JPMorgan Won't Finance New Coal Mines That Worsen Climate Change
JPMorgan Chase is the latest big bank to pull back from coal.
The bank will no longer finance new coal mines around the world and will end support for new coal-fired power plants in "high income" countries of the Organization of Economic Co-operation and Development, JPMorgan said in a policy statement on its website.
The decision puts JPMorgan on a growing list of financial institutions, including Bank of America, Citigroup, Morgan Stanley and Wells Fargo, that have pledged to stop or scale back support for coal projects.
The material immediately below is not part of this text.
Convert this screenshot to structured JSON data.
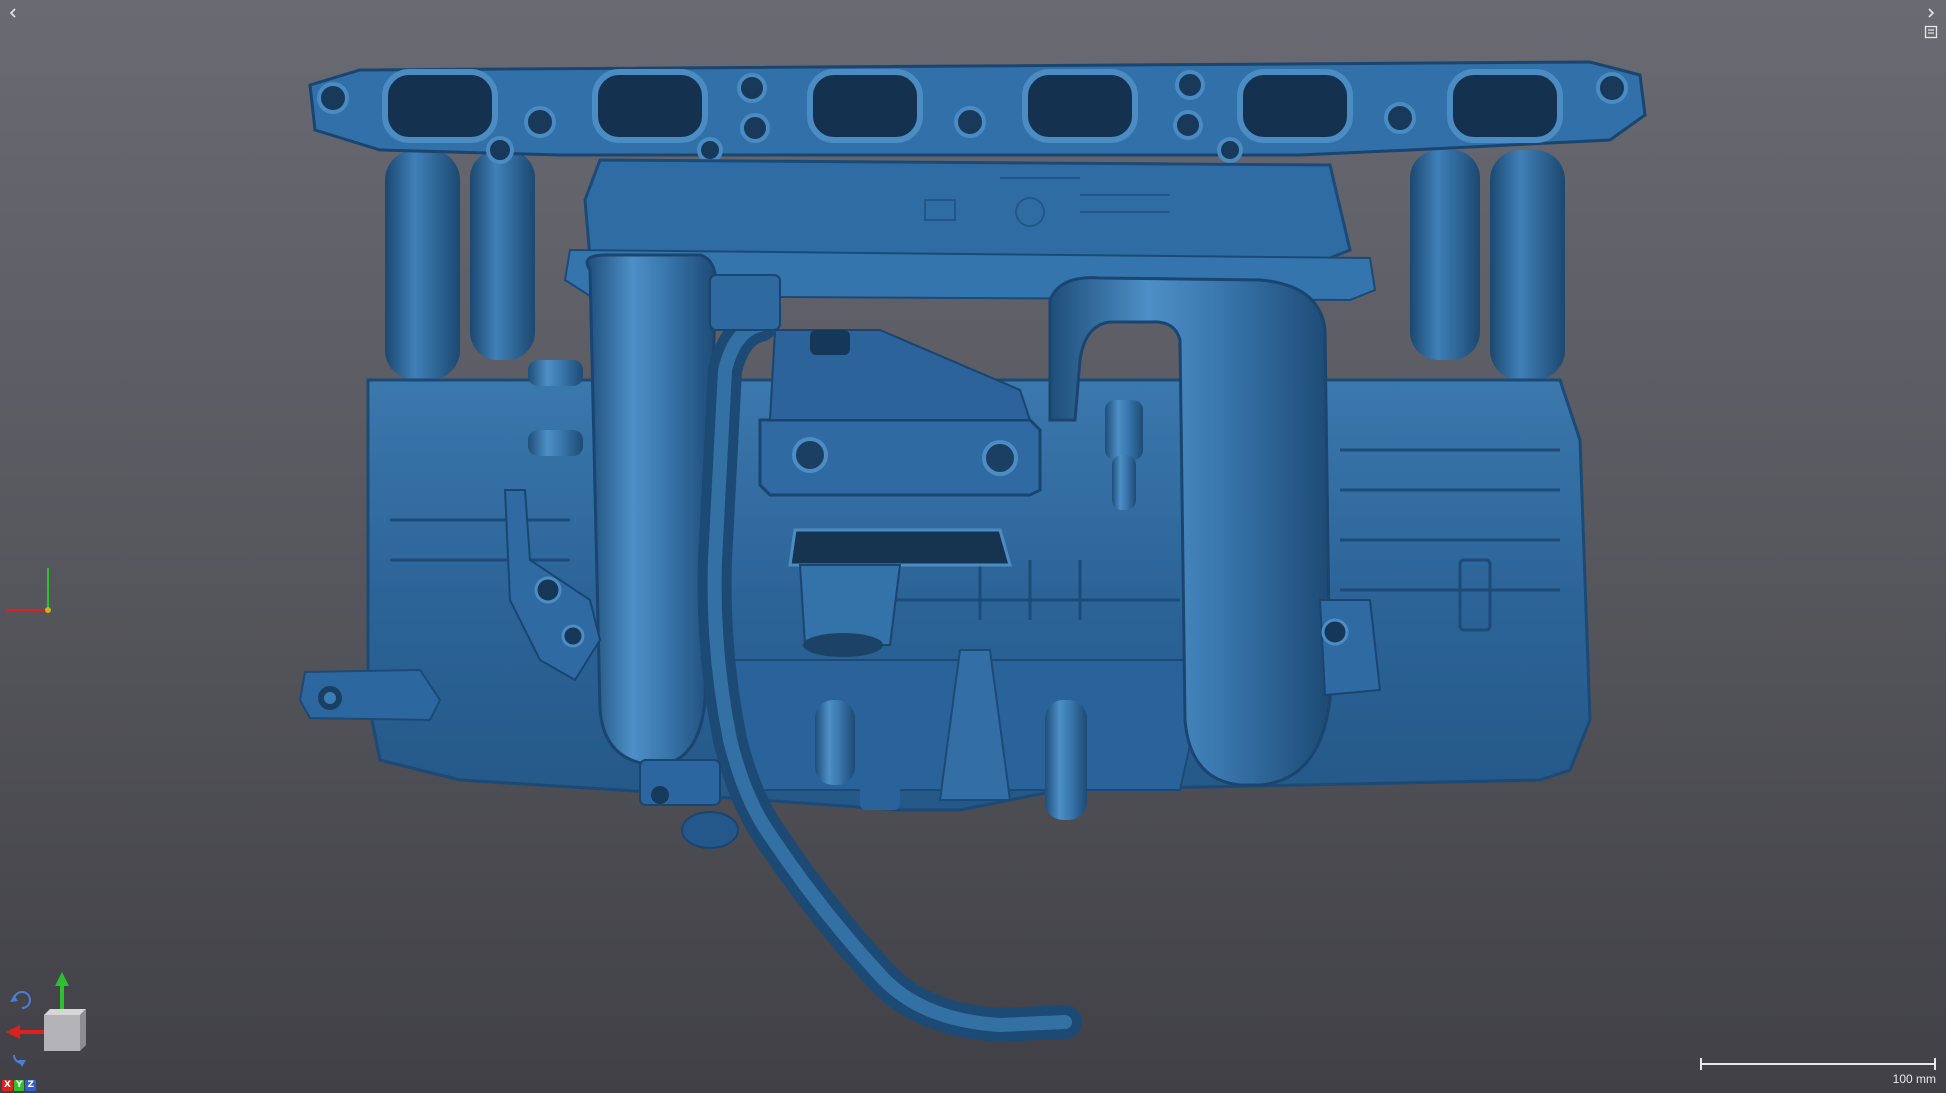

It's part of a broader divestment campaign led by environmental groups looking to move the global economy beyond fossil fuels.
"We believe the financial services sector has an important role to play as governments implement policies to combat climate change," JPMorgan said in the document.
Outside of rich countries, the New York-based bank will back only coal-fired plants that have "ultra-supercritical" technology that is more efficient than conventional systems. JPMorgan will consider on a "case-by-case basis" coal plants in rich or poor nations that use technology to capture carbon dioxide emissions and prevent their release into the atmosphere.
JPMorgan also plans to reduce its credit exposure in the "medium term" to companies that generate most of their revenue from coal mining and coal sales. The bank expects its business to reflect the "decline of coal as an energy source."
The bank published its updated policy statement on Friday. In 2013, in an earlier version, JPMorgan said it would reduce its exposure to companies that engage in "mountaintop mining" in Appalachia.